:: RECORDS PROVIDED ::

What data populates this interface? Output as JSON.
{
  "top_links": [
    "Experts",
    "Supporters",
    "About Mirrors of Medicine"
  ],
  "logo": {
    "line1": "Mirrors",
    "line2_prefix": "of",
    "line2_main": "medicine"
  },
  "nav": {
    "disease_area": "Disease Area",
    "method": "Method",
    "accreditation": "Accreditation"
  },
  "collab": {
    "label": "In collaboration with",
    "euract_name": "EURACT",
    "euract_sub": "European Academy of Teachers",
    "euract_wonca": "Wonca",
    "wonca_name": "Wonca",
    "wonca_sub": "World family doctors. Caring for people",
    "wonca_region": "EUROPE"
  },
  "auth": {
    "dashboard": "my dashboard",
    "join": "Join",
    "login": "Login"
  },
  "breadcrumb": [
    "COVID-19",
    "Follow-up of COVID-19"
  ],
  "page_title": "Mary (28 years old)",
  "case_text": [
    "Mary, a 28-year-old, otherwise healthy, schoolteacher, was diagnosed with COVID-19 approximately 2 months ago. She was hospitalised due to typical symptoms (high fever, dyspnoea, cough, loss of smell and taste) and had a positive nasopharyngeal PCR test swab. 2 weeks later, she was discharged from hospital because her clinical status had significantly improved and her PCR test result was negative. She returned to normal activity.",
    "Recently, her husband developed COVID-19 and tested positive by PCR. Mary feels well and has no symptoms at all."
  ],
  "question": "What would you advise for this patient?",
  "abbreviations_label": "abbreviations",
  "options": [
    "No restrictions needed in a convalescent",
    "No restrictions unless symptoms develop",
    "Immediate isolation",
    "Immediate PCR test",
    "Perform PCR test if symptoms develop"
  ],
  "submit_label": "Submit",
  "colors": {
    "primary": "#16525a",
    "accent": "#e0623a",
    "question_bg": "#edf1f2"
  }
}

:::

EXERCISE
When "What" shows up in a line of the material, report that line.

WRITTEN REPLY
What data populates this interface? Output as JSON.
  "question": "What would you advise for this patient?",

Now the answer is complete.